Copy out the entries that follow, exactly as written.

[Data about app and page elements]
——

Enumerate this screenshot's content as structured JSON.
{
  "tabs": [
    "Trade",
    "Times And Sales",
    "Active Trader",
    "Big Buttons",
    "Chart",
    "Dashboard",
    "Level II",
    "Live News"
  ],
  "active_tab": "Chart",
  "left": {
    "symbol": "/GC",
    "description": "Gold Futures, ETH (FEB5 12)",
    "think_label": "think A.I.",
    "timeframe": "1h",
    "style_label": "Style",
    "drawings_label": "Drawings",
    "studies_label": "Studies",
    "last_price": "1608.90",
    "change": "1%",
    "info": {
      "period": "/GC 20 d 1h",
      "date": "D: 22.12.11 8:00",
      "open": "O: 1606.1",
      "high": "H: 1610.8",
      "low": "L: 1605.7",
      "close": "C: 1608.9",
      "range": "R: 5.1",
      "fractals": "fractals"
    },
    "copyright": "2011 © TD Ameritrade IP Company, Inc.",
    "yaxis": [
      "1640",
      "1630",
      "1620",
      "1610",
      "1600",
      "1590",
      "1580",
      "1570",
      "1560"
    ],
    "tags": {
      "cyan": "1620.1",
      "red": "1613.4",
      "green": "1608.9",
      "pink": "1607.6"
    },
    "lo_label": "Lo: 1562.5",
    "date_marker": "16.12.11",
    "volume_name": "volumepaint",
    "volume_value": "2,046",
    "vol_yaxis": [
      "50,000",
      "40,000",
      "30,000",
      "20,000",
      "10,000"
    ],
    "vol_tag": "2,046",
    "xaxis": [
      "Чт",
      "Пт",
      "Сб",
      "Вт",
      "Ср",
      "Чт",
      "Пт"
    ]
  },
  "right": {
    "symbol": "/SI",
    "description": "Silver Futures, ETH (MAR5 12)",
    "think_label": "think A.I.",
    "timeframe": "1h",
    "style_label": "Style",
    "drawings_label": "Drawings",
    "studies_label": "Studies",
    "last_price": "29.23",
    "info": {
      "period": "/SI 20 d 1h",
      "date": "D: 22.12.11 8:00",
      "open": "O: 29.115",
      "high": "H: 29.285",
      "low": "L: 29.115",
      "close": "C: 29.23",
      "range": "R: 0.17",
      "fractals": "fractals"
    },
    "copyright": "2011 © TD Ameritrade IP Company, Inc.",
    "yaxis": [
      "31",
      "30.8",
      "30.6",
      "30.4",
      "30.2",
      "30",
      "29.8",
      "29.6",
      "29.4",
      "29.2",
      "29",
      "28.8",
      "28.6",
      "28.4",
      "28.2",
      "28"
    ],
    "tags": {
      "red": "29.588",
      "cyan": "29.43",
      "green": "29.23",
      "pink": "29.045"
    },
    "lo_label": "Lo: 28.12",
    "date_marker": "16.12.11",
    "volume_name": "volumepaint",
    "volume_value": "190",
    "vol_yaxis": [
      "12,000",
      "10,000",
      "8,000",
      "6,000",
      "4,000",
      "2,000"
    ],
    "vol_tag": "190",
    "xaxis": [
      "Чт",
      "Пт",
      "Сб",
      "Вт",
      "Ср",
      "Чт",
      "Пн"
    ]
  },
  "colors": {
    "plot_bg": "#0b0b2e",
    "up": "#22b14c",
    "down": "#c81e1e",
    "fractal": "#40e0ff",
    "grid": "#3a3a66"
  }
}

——

Answer below
Enumerate this screenshot's content as structured JSON.
{
  "tabs": [
    "Trade",
    "Times And Sales",
    "Active Trader",
    "Big Buttons",
    "Chart",
    "Dashboard",
    "Level II",
    "Live News"
  ],
  "active_tab": "Chart",
  "left": {
    "symbol": "/GC",
    "description": "Gold Futures, ETH (FEB5 12)",
    "think_label": "think A.I.",
    "timeframe": "1h",
    "style_label": "Style",
    "drawings_label": "Drawings",
    "studies_label": "Studies",
    "last_price": "1608.90",
    "change": "1%",
    "info": {
      "period": "/GC 20 d 1h",
      "date": "D: 22.12.11 8:00",
      "open": "O: 1606.1",
      "high": "H: 1610.8",
      "low": "L: 1605.7",
      "close": "C: 1608.9",
      "range": "R: 5.1",
      "fractals": "fractals"
    },
    "copyright": "2011 © TD Ameritrade IP Company, Inc.",
    "yaxis": [
      "1640",
      "1630",
      "1620",
      "1610",
      "1600",
      "1590",
      "1580",
      "1570",
      "1560"
    ],
    "tags": {
      "cyan": "1620.1",
      "red": "1613.4",
      "green": "1608.9",
      "pink": "1607.6"
    },
    "lo_label": "Lo: 1562.5",
    "date_marker": "16.12.11",
    "volume_name": "volumepaint",
    "volume_value": "2,046",
    "vol_yaxis": [
      "50,000",
      "40,000",
      "30,000",
      "20,000",
      "10,000"
    ],
    "vol_tag": "2,046",
    "xaxis": [
      "Чт",
      "Пт",
      "Сб",
      "Вт",
      "Ср",
      "Чт",
      "Пт"
    ]
  },
  "right": {
    "symbol": "/SI",
    "description": "Silver Futures, ETH (MAR5 12)",
    "think_label": "think A.I.",
    "timeframe": "1h",
    "style_label": "Style",
    "drawings_label": "Drawings",
    "studies_label": "Studies",
    "last_price": "29.23",
    "info": {
      "period": "/SI 20 d 1h",
      "date": "D: 22.12.11 8:00",
      "open": "O: 29.115",
      "high": "H: 29.285",
      "low": "L: 29.115",
      "close": "C: 29.23",
      "range": "R: 0.17",
      "fractals": "fractals"
    },
    "copyright": "2011 © TD Ameritrade IP Company, Inc.",
    "yaxis": [
      "31",
      "30.8",
      "30.6",
      "30.4",
      "30.2",
      "30",
      "29.8",
      "29.6",
      "29.4",
      "29.2",
      "29",
      "28.8",
      "28.6",
      "28.4",
      "28.2",
      "28"
    ],
    "tags": {
      "red": "29.588",
      "cyan": "29.43",
      "green": "29.23",
      "pink": "29.045"
    },
    "lo_label": "Lo: 28.12",
    "date_marker": "16.12.11",
    "volume_name": "volumepaint",
    "volume_value": "190",
    "vol_yaxis": [
      "12,000",
      "10,000",
      "8,000",
      "6,000",
      "4,000",
      "2,000"
    ],
    "vol_tag": "190",
    "xaxis": [
      "Чт",
      "Пт",
      "Сб",
      "Вт",
      "Ср",
      "Чт",
      "Пн"
    ]
  },
  "colors": {
    "plot_bg": "#0b0b2e",
    "up": "#22b14c",
    "down": "#c81e1e",
    "fractal": "#40e0ff",
    "grid": "#3a3a66"
  }
}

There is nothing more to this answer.